In fact, it was his reaction times that helped carry him throughout the season. With the best reaction-time average in the Pro Stock category, Gray made it a personal goal for himself to have double-zero reaction times throughout the weekend, falling short of that mission by just two.
“That was the goal. Obviously we didn’t get that done, but we got six of them and missed the final one by a thou. I told Dave (Connolly) before we went up there, win or lose, I just want to be double-zero,” Gray said. “It was a really good weekend. I love this track as far as reaction times go. For whatever reason, I am just really good here. The way we setup the clutch is exactly how I want the pedal. I feel like when I am sitting up there I am looking at a practice tree.
“I feel like I can move around and do whatever I want with the clutch and I don’t know what happened when I missed it. The sun was sitting awkward in the tree, but I had already seen that look in qualifying. Either way, we still came out with the win.”
Gray added wins over Jason Line, Erica Enders and Shane Gray to record his eighth victory of the year. Enders gave Gray his closest battle of the afternoon in round two, with Gray earning the holeshot win with a 6.563 to a 6.562, earning the advantage with a dead-on .003 light. In the semifinal, Line tried to get the best of his opponent with a perfect light, but shook the tires and had to abort the run.
Skillman, in his third final round of the year, had wins over Jeg Coughlin, Greg Anderson and Alan Prusiensky.
Gray finishes the year with an impressive run that saw he and his Gray Motorsports team take three wins in the Countdown and seven of the final 15 races of the year. The team started slow with a couple of early exits in the season’s first few races, but gradually found its footing as the season progressed. The team took the lead for good following a huge victory at the Chevrolet Performance U.S. Nationals and never looked back.
“Even after we won Gainesville, I feel like we still struggled a little bit,” Gray said. “At the beginning of the season we tested so much before we went to Pomona and we even stayed after Pomona and tested and then we stayed after Phoenix and tested and we were testing in between races during the summer. That is when it is long. All of those back-to-back races and then you are testing in the middle of the week and it just makes it tough.
“To finally see all that pay off there toward the middle of the season was awesome. There for a while we were doing all of this work and not seeing the results that we wanted.
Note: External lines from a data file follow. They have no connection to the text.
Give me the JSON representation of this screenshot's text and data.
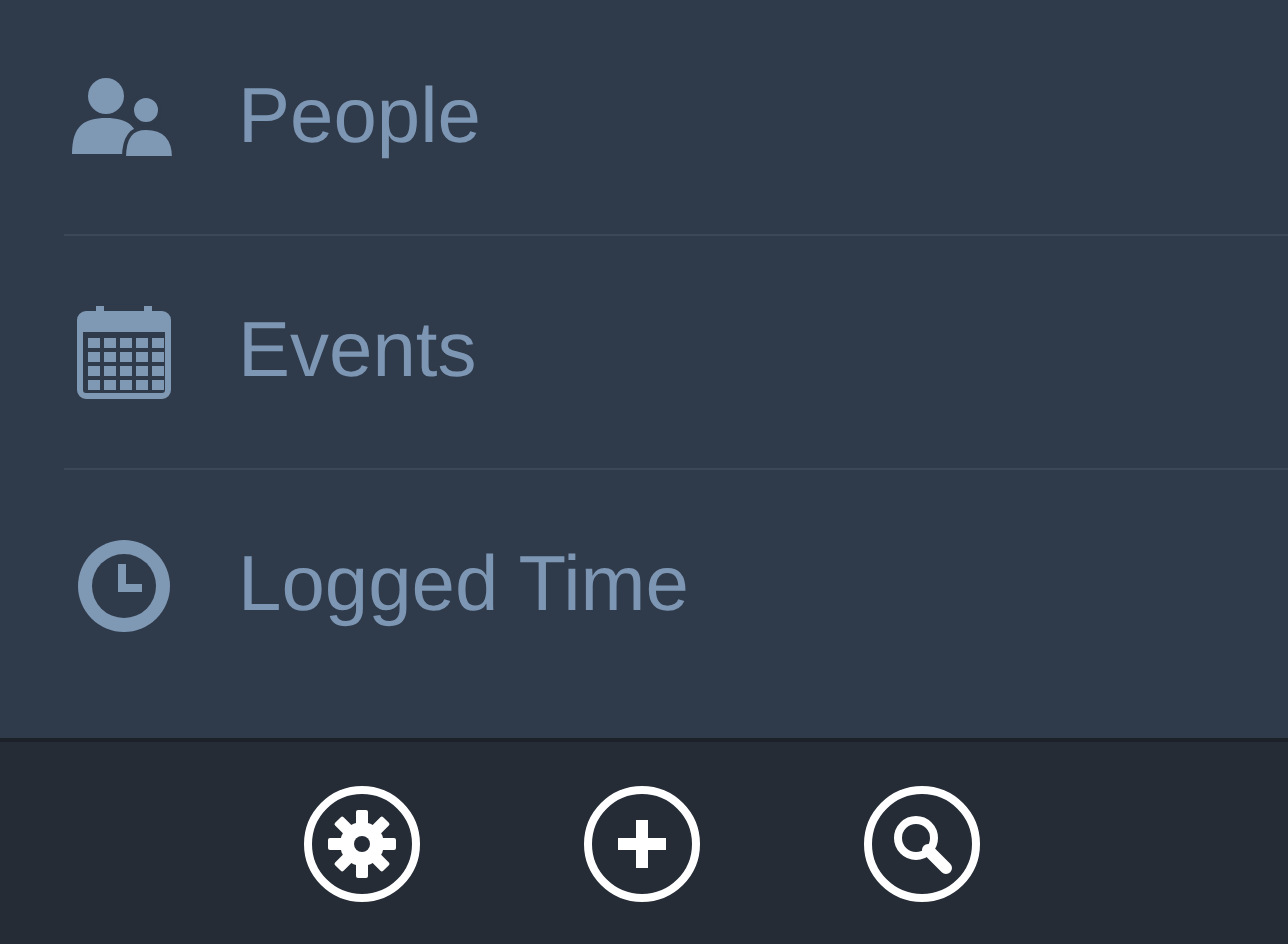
{
  "menu": [
    {
      "label": "People",
      "kind": "people"
    },
    {
      "label": "Events",
      "kind": "calendar"
    },
    {
      "label": "Logged Time",
      "kind": "clock"
    }
  ],
  "toolbar": [
    {
      "kind": "settings"
    },
    {
      "kind": "add"
    },
    {
      "kind": "search"
    }
  ]
}
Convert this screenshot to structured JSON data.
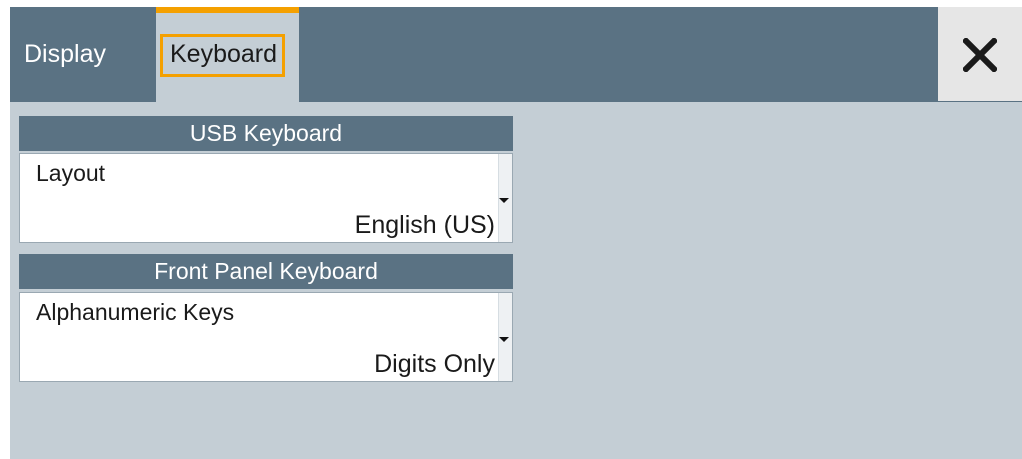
{
  "tabs": [
    {
      "label": "Display",
      "selected": false
    },
    {
      "label": "Keyboard",
      "selected": true
    }
  ],
  "close_button": {
    "icon": "close-icon"
  },
  "usb_keyboard": {
    "header": "USB Keyboard",
    "layout": {
      "label": "Layout",
      "value": "English (US)"
    }
  },
  "front_panel_keyboard": {
    "header": "Front Panel Keyboard",
    "alphanumeric_keys": {
      "label": "Alphanumeric Keys",
      "value": "Digits Only"
    }
  },
  "colors": {
    "tabbar": "#5a7283",
    "content_bg": "#c4ced5",
    "accent": "#f4a000",
    "section_header": "#5a7283"
  }
}
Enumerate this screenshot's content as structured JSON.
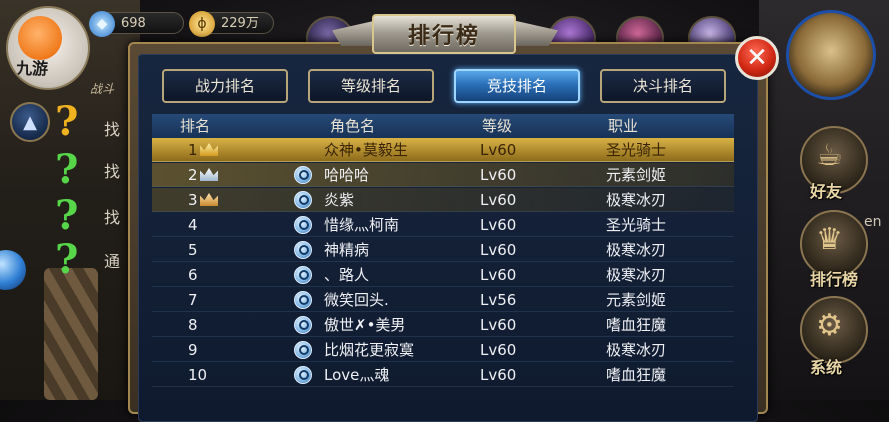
{
  "currency": {
    "diamonds": "698",
    "gold": "229万"
  },
  "avatar": {
    "label": "九游"
  },
  "left_panel": {
    "header": "战斗",
    "quests": [
      "找",
      "找",
      "找",
      "通"
    ]
  },
  "window": {
    "title": "排行榜",
    "close_label": "✕"
  },
  "tabs": [
    {
      "label": "战力排名",
      "active": false
    },
    {
      "label": "等级排名",
      "active": false
    },
    {
      "label": "竞技排名",
      "active": true
    },
    {
      "label": "决斗排名",
      "active": false
    }
  ],
  "table": {
    "columns": [
      "排名",
      "角色名",
      "等级",
      "职业"
    ],
    "rows": [
      {
        "rank": "1",
        "name": "众神•莫毅生",
        "level": "Lv60",
        "job": "圣光骑士",
        "crown": "gold",
        "self": true
      },
      {
        "rank": "2",
        "name": "哈哈哈",
        "level": "Lv60",
        "job": "元素剑姬",
        "crown": "silver"
      },
      {
        "rank": "3",
        "name": "炎紫",
        "level": "Lv60",
        "job": "极寒冰刃",
        "crown": "bronze"
      },
      {
        "rank": "4",
        "name": "惜缘灬柯南",
        "level": "Lv60",
        "job": "圣光骑士"
      },
      {
        "rank": "5",
        "name": "神精病",
        "level": "Lv60",
        "job": "极寒冰刃"
      },
      {
        "rank": "6",
        "name": "、路人",
        "level": "Lv60",
        "job": "极寒冰刃"
      },
      {
        "rank": "7",
        "name": "微笑回头.",
        "level": "Lv56",
        "job": "元素剑姬"
      },
      {
        "rank": "8",
        "name": "傲世✗•美男",
        "level": "Lv60",
        "job": "嗜血狂魔"
      },
      {
        "rank": "9",
        "name": "比烟花更寂寞",
        "level": "Lv60",
        "job": "极寒冰刃"
      },
      {
        "rank": "10",
        "name": "Love灬魂",
        "level": "Lv60",
        "job": "嗜血狂魔"
      }
    ]
  },
  "right_menu": [
    {
      "label": "好友"
    },
    {
      "label": "排行榜"
    },
    {
      "label": "系统"
    }
  ],
  "right_edge_text": "en"
}
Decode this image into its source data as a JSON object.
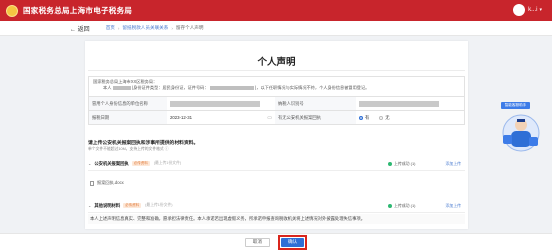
{
  "header": {
    "site_title": "国家税务总局上海市电子税务局",
    "user_name": "k...i"
  },
  "breadcrumb": {
    "back_label": "返回",
    "items": [
      "首页",
      "留抵税款人员关联关系",
      "留存个人声明"
    ]
  },
  "page": {
    "title": "个人声明",
    "notice_line1": "国家税务总局上海市XX区税务局：",
    "notice_line2_a": "本人",
    "notice_line2_b": "(身份证件类型：居民身份证，证件号码：",
    "notice_line2_c": ")，以下任职情况与实际情况不符，个人身份信息被冒用登记。"
  },
  "form": {
    "row1": {
      "label_left": "冒用个人身份信息的单位名称",
      "label_right": "纳税人识别号"
    },
    "row2": {
      "label_left": "报税日期",
      "date_value": "2023-12-31",
      "label_right": "有无公安机关报案回执",
      "option_yes": "有",
      "option_no": "无",
      "selected": "有"
    }
  },
  "attachments": {
    "heading": "请上传公安机关报案回执和涉事所提供的材料资料。",
    "subheading": "单个文件不能超过10M，支持上传的文件格式 ⓘ",
    "items": [
      {
        "name": "公安机关报案回执",
        "tag": "必传资料",
        "hint": "(最上传1份文件)",
        "status": "上传成功 (1)",
        "add_label": "添加上传"
      },
      {
        "name": "其他说明材料",
        "tag": "必传资料",
        "hint": "(最上传1份文件)",
        "status": "上传成功 (1)",
        "add_label": "添加上传"
      }
    ],
    "doc_name": "报案回执.docx"
  },
  "declaration": "本人上述声明信息真实、完整和准确，愿承担法律责任。本人承诺若出现虚假义务，所承诺申报查询税收机关将上述情况对外披露处理失信事项。",
  "service_label": "智能客服助手",
  "footer": {
    "cancel_label": "取消",
    "confirm_label": "确认"
  }
}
For whatever reason, everything switched and we started knocking out some wins and then coming into the Countdown we knew what we had to do. We knew how we had to race the car from the mistakes that we made last year and Dave (Connolly) and all of those guys did it. I was just the monkey behind the wheel.”
And it is Connolly that Gray credits most with his win. After coming up short of the title during his rookie campaign, Connolly helped guide Gray both on the track and off of it, helping keep his emotions in check and focused on the job at hand.
“I’m obviously a pretty emotional guy. I get down on myself and stress about the little things and that is one of the things he has helped me out with a lot is letting it go, moving on, and going up there and focusing on the next run,” Gray said. “I think that really came into effect at Charlotte for me. I ripped the tree all day and then I go up there against Jason (Line) and, for whatever reason, I am 44 and I was pretty mad about that. He sat me down and said, ‘look dude, we’ve got another race to go and we can’t do this if you are all spun out. Get your head together and move on. That really helped put things into perspective.”
Gray concludes, not only the season, but potentially his NHRA career with Sunday’s championship, as Gray looks to make the jump to NASCAR’s K&N East Series in 2019 and beyond.
And if indeed this was the final time NHRA saw Gray behind the wheel, it was the perfect ending to a wonderful season for one of NHRA’s brightest young talents.